All Chapters
Ch.1 - Intro to General Chemistry
Ch.2 - Atoms & Elements
Ch.3 - Chemical Reactions
BONUS: Lab Techniques and Procedures
BONUS: Mathematical Operations and Functions
Ch.4 - Chemical Quantities & Aqueous Reactions
Ch.5 - Gases
Ch.6 - Thermochemistry
Ch.7 - Quantum Mechanics
Ch.8 - Periodic Properties of the Elements
Ch.9 - Bonding & Molecular Structure
Ch.10 - Molecular Shapes & Valence Bond Theory
Ch.11 - Liquids, Solids & Intermolecular Forces
Ch.12 - Solutions
Ch.13 - Chemical Kinetics
Ch.14 - Chemical Equilibrium
Ch.15 - Acid and Base Equilibrium
Ch.16 - Aqueous Equilibrium
Ch.17 - Chemical Thermodynamics
Ch.18 - Electrochemistry
Ch.19 - Nuclear Chemistry
Ch.20 - Organic Chemistry
Ch.22 - Chemistry of the Nonmetals
Ch.23 - Transition Metals and Coordination Compounds
Standard Reduction Potentials
Intro to Electrochemical Cells
Galvanic Cell
Electrolytic Cell
Cell Potential: Standard
Cell Potential: The Nernst Equation
Cell Potential and Gibbs Free Energy
Cell Potential and Equilibrium
Cell Potential: G and K
Cell Notation

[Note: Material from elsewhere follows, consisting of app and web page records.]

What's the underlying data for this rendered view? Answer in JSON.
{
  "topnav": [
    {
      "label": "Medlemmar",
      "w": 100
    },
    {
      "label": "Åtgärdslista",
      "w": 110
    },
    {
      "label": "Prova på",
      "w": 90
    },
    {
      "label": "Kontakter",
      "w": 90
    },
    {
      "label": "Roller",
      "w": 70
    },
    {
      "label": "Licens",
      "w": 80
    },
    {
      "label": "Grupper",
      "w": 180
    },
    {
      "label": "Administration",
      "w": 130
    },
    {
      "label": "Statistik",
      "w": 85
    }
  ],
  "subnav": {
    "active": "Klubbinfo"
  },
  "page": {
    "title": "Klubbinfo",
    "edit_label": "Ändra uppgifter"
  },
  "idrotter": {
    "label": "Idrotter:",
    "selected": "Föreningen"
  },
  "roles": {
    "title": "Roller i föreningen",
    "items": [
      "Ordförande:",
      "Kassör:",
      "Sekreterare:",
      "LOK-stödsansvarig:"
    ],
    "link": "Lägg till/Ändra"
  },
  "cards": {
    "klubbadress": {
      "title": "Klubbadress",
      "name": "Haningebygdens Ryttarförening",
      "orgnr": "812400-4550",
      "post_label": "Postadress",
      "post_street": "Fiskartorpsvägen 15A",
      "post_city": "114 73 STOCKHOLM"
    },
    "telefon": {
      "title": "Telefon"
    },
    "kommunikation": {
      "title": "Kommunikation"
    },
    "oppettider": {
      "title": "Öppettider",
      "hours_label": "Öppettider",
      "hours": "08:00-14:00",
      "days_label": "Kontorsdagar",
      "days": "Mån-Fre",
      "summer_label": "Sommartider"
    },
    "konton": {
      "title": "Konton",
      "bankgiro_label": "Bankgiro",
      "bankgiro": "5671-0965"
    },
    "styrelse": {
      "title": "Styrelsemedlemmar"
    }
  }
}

Standard Reduction Potentials measure how easily a species can accept electron(s) from another species

Understanding Standard Reduction Potentials

Concept #1: The Standard Reduction Potential (Eºred) is measured under standard conditions: 25ºC, 1 atm, 1 M solution and pH = 7.

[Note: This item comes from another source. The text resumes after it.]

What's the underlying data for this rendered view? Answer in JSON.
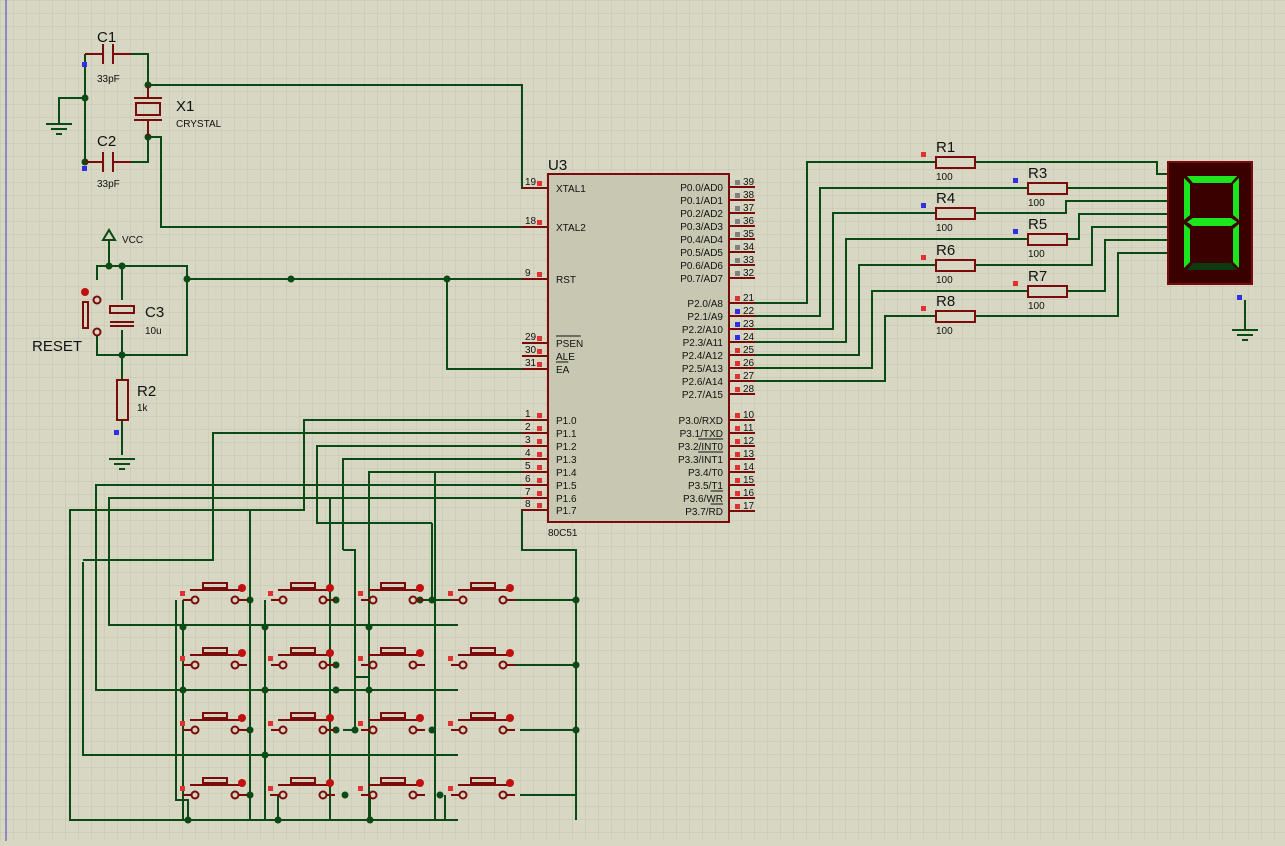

Recall, oxidation involves losing electrons and reduction involves gaining electrons.

Concept #2: The greater the Eºred the more likely reduction will occur.

Example #1: Determine which of the following will least likely donate an electron?

a) H2                         b) Br2                        c) Zn2+                      d) Cl2                        e) Li+ 

Rank the given metal ions in order of increasing strength as an oxidizing agent.

Pb2+ (-0.13 V), Mn2+ (-1.18 V), Cu2+ (+0.16 V), Co3+ (+1.82 V), Fe3+ (+0.77 V)

Determine which species can oxidize Br2.